Practically all programming languages allow the programmer to split a program into several modules which brings along several advantages in software development. In this paper, we are interested in the area of answer-set programming where fully declarative and nonmonotonic languages are applied. In this context, obtaining a modular structure for programs is by no means straightforward since the output of an entire program cannot in general be composed from the output of its components. To better understand the effects of disjunctive information on modularity we restrict the scope of analysis to the case of disjunctive logic programs (DLPs) subject to stable-model semantics. We define the notion of a DLP-function, where a well-defined input/output interface is provided, and establish a novel module theorem which indicates the compositionality of stable-model semantics for DLP-functions. The module theorem extends the well-known splitting-set theorem and enables the decomposition of DLP-functions given their strongly connected components based on positive dependencies induced by rules. In this setting, it is also possible to split shared disjunctive rules among components using a generalized shifting technique. The concept of modular equivalence is introduced for the mutual comparison of DLP-functions using a generalization of a translation-based verification method.
Answer set programming is a programming paradigm where a given problem is formalized as a logic program whose answer sets correspond to the solutions to the problem. In this paper, we link answer set programming with another widely applied paradigm, viz.~mixed integer programming. As a theoretical result, we establish translations from non-disjunctive logic programs to linear constraints used in mixed integer programming so that the solutions to the constraints correspond to the answer sets of the programs. These translations create the basis for an extended answer set programming language that includes linear constraints as a primitive and enables more compact encodings of problems. On a practical level, we have implemented a prototype system that computes answer sets using a state-of-the-art mixed integer programming solver. The reported experiments demonstrate the effectiveness of this approach applied to a number of optimization problems and problems with variables ranging over large domains.
Oikarinen, Emilia, Janhunen, Tomi

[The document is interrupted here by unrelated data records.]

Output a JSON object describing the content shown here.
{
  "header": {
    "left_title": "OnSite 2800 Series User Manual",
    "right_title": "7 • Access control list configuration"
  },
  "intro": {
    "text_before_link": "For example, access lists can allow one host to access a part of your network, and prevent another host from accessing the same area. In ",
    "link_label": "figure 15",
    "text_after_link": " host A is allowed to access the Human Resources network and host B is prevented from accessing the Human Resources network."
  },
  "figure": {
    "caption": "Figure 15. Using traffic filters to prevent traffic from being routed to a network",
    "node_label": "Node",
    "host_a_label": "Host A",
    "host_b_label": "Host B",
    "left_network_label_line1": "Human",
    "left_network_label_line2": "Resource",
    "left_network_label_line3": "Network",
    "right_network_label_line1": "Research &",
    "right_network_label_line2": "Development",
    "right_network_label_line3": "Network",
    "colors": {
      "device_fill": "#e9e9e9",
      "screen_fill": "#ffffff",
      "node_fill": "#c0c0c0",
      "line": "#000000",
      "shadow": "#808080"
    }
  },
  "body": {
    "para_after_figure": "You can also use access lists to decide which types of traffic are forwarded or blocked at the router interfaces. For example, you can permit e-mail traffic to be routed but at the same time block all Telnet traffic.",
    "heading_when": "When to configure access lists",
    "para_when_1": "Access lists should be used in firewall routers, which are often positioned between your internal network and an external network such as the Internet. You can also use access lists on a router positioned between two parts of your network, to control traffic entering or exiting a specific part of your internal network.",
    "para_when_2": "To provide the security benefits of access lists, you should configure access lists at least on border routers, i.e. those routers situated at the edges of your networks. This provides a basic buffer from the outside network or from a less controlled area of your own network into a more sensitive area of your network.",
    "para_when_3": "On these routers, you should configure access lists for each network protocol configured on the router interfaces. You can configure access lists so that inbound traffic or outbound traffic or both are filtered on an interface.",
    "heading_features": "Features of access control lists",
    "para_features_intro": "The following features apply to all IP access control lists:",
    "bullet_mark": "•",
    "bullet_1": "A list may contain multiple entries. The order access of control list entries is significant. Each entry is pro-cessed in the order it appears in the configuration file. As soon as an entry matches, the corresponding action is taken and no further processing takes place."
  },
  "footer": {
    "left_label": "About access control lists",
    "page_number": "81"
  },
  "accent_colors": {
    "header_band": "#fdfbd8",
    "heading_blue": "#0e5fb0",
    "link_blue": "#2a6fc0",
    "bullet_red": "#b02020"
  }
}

In this paper, a Gaifman-Shapiro-style module architecture is tailored to the case of Smodels programs under the stable model semantics. The composition of Smodels program modules is suitably limited by module conditions which ensure the compatibility of the module system with stable models. Hence the semantics of an entire Smodels program depends directly on stable models assigned to its modules. This result is formalized as a module theorem which truly strengthens Lifschitz and Turner's splitting-set theorem for the class of Smodels programs. To streamline generalizations in the future, the module theorem is first proved for normal programs and then extended to cover Smodels programs using a translation from the latter class of programs to the former class. Moreover, the respective notion of module-level equivalence, namely modular equivalence, is shown to be a proper congruence relation: it is preserved under substitutions of modules that are modularly equivalent. Principles for program decomposition are also addressed. The strongly connected components of the respective dependency graph can be exploited in order to extract a module structure when there is no explicit a priori knowledge about the modules of a program. The paper includes a practical demonstration of tools that have been developed for automated (de)composition of Smodels programs. To appear in Theory and Practice of Logic Programming.